What can I do to treat diaper rashes for my baby, and what can I do to prevent diaper rashes in the future?
The first thing to do to treat a diaper rash is to remove the source of irritation. It's good to have a "diaper free" time, also to change diapers frequently, as well as thoroughly clean and dry the diaper area with each diaper change. The second thing to do is to reduce the immediate diaper rash skin reaction. Protective agents can be used to act as a lubricant to decrease friction a well as absorb moisture or protect skin from contact with moisture. These protective agents should be applied with each diaper change after completely drying the diaper area.

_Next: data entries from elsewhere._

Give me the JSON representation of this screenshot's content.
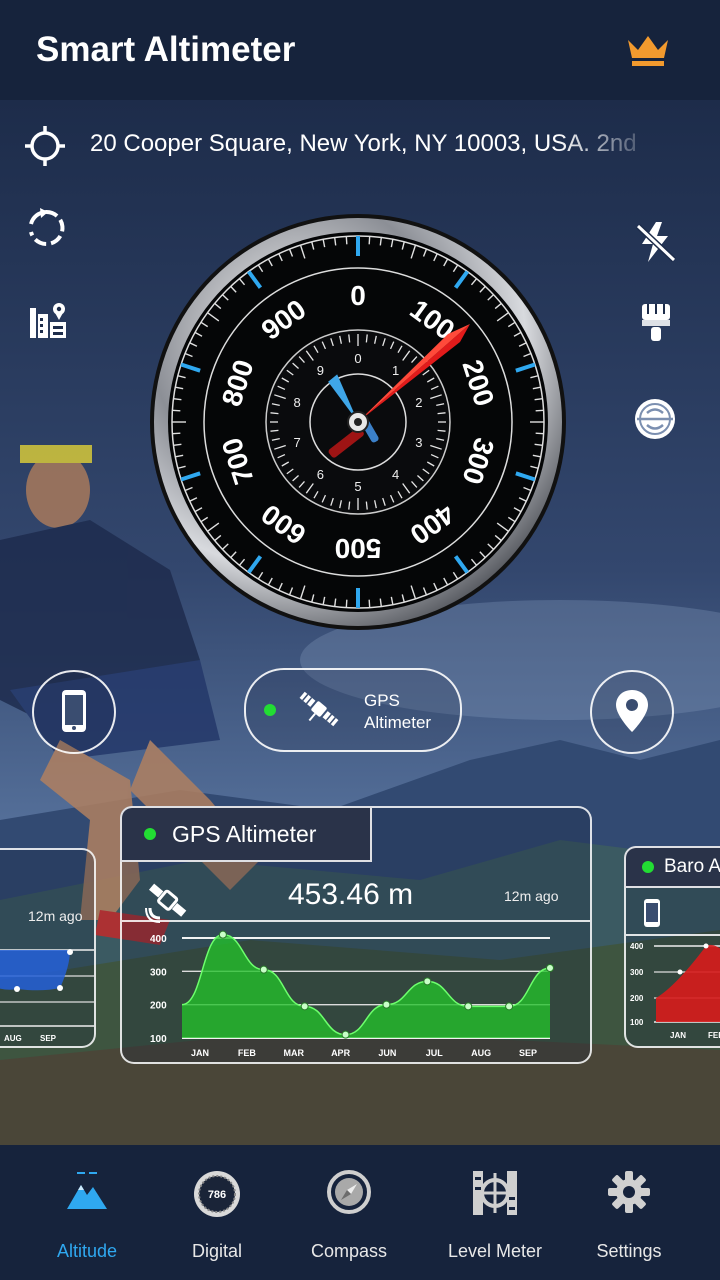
{
  "header": {
    "title": "Smart Altimeter",
    "crown_color": "#f29a2e"
  },
  "location": {
    "address": "20 Cooper Square, New York, NY 10003, USA. 2nd"
  },
  "left_icons": [
    "refresh-icon",
    "map-building-icon"
  ],
  "right_icons": [
    "flash-off-icon",
    "brush-icon",
    "level-icon"
  ],
  "gauge": {
    "outer_labels": [
      "0",
      "100",
      "200",
      "300",
      "400",
      "500",
      "600",
      "700",
      "800",
      "900"
    ],
    "inner_labels": [
      "0",
      "1",
      "2",
      "3",
      "4",
      "5",
      "6",
      "7",
      "8",
      "9"
    ],
    "accent": "#2fa8f0",
    "needle_color": "#e21b1b"
  },
  "mode_switch": {
    "label_line1": "GPS",
    "label_line2": "Altimeter",
    "status_color": "#22dd33"
  },
  "gps_card": {
    "title": "GPS Altimeter",
    "value": "453.46 m",
    "updated": "12m ago",
    "y_ticks": [
      "400",
      "300",
      "200",
      "100"
    ],
    "x_ticks": [
      "JAN",
      "FEB",
      "MAR",
      "APR",
      "JUN",
      "JUL",
      "AUG",
      "SEP"
    ],
    "series_color": "#22c22a"
  },
  "left_card": {
    "updated": "12m ago",
    "x_ticks": [
      "AUG",
      "SEP"
    ]
  },
  "baro_card": {
    "title": "Baro A",
    "y_ticks": [
      "400",
      "300",
      "200",
      "100"
    ],
    "x_ticks": [
      "JAN",
      "FEB"
    ],
    "series_color": "#d81b1b"
  },
  "chart_data": {
    "type": "area",
    "categories": [
      "JAN",
      "FEB",
      "MAR",
      "APR",
      "JUN",
      "JUL",
      "AUG",
      "SEP"
    ],
    "series": [
      {
        "values": [
          200,
          410,
          305,
          195,
          110,
          200,
          270,
          195,
          195,
          310
        ]
      }
    ],
    "x": [
      "JAN",
      "JAN-FEB",
      "FEB",
      "MAR",
      "MAR-APR",
      "APR",
      "JUN",
      "JUL",
      "AUG",
      "SEP"
    ],
    "ylim": [
      100,
      400
    ],
    "grid": true
  },
  "bottom_nav": {
    "items": [
      {
        "label": "Altitude",
        "icon": "mountain-icon",
        "active": true
      },
      {
        "label": "Digital",
        "icon": "digital-dial-icon",
        "active": false
      },
      {
        "label": "Compass",
        "icon": "compass-icon",
        "active": false
      },
      {
        "label": "Level Meter",
        "icon": "level-meter-icon",
        "active": false
      },
      {
        "label": "Settings",
        "icon": "gear-icon",
        "active": false
      }
    ],
    "digital_badge": "786",
    "active_color": "#2fa8f0"
  }
}
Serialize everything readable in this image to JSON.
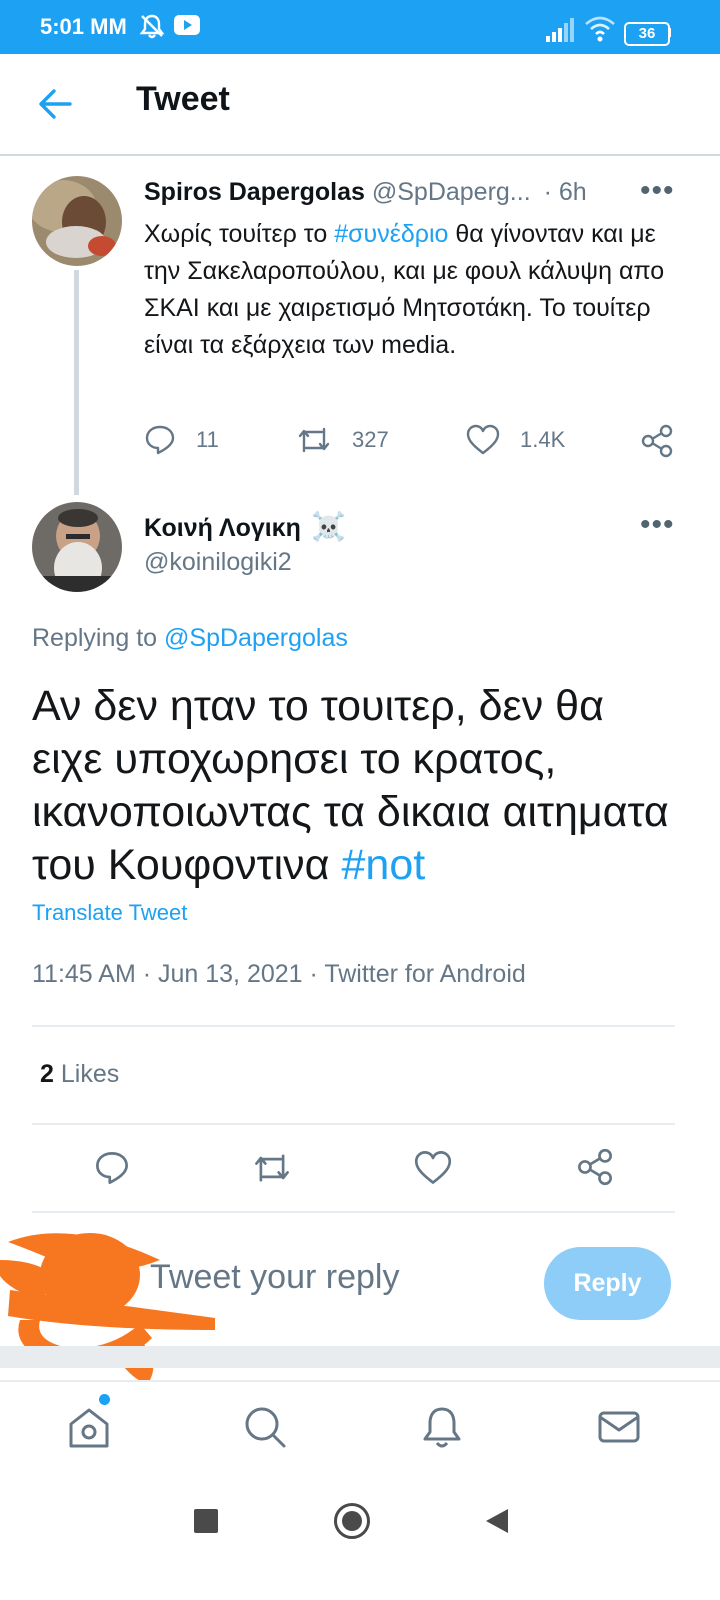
{
  "status_bar": {
    "time": "5:01 MM",
    "battery": "36"
  },
  "header": {
    "title": "Tweet"
  },
  "parent_tweet": {
    "display_name": "Spiros Dapergolas",
    "handle": "@SpDaperg...",
    "time_sep": "·",
    "time": "6h",
    "text_part1": "Χωρίς τουίτερ το ",
    "hashtag": "#συνέδριο",
    "text_part2": " θα γίνονταν και με την Σακελαροπούλου, και με φουλ κάλυψη απο ΣΚΑΙ και με χαιρετισμό Μητσοτάκη. Το τουίτερ είναι τα εξάρχεια των media.",
    "replies": "11",
    "retweets": "327",
    "likes": "1.4K"
  },
  "focused_tweet": {
    "display_name": "Κοινή Λογικη",
    "name_emoji": "☠️",
    "handle": "@koinilogiki2",
    "replying_prefix": "Replying to ",
    "replying_to": "@SpDapergolas",
    "text": "Αν δεν ηταν το τουιτερ, δεν θα ειχε υποχωρησει το κρατος, ικανοποιωντας τα δικαια αιτηματα του Κουφοντινα ",
    "hashtag": "#not",
    "translate_label": "Translate Tweet",
    "timestamp": "11:45 AM · Jun 13, 2021 · Twitter for Android",
    "likes_count": "2",
    "likes_label": "Likes"
  },
  "compose": {
    "placeholder": "Tweet your reply",
    "reply_label": "Reply"
  },
  "colors": {
    "accent": "#1da1f2",
    "muted": "#657786",
    "reply_disabled": "#8dcdf8",
    "redaction": "#f77620"
  },
  "icons": {
    "status": [
      "mute-icon",
      "youtube-icon",
      "signal-icon",
      "wifi-icon",
      "battery-icon"
    ],
    "bottom_nav": [
      "home-icon",
      "search-icon",
      "notifications-icon",
      "messages-icon"
    ],
    "android_nav": [
      "recents-icon",
      "home-circle-icon",
      "back-triangle-icon"
    ]
  }
}
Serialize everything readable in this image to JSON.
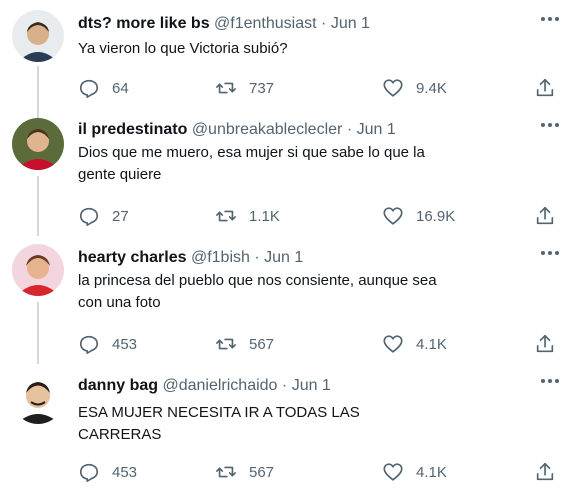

Potential diaper rash remedies
Examples of protective agents include products that contain zinc oxide (Aveeno Baby®, Balmex®, A+D®), zinc oxide paste (Triple Paste®, Desitin®, Boudreaux's Butt Paste®), petrolatum jelly,
or dimethicone. Other
protective agents include kaolin, mineral oil, cod liver oil, allantoin, and lanolin.
Another way to reduce the immediate skin reaction is to use absorbents or powders. These decrease the moisture but must be used cautiously to avoid inhalation and should not be applied to broken or oozing skin. Examples of absorbents are cornstarch and talc.
It's very important to refer to a physician if the infant has lesions outside the diaper area; if the diaper rash is persistent for 7 days or no improvement after 3-4 days of treatment; if the infant has diarrhea, fever, nausea, or vomiting; if you notice the infant is lethargic or has behavioral changes; and if you see that there is pus or oozing lesions. It's good to use preventative measures especially when your infant is at a greater risk of diaper rash, such as diarrhea or taking antibiotics.
See our Health Encyclopedia for more information about diaper rashes.
If you're looking for more specific answers to specific questions, ask a Walgreens pharmacist here.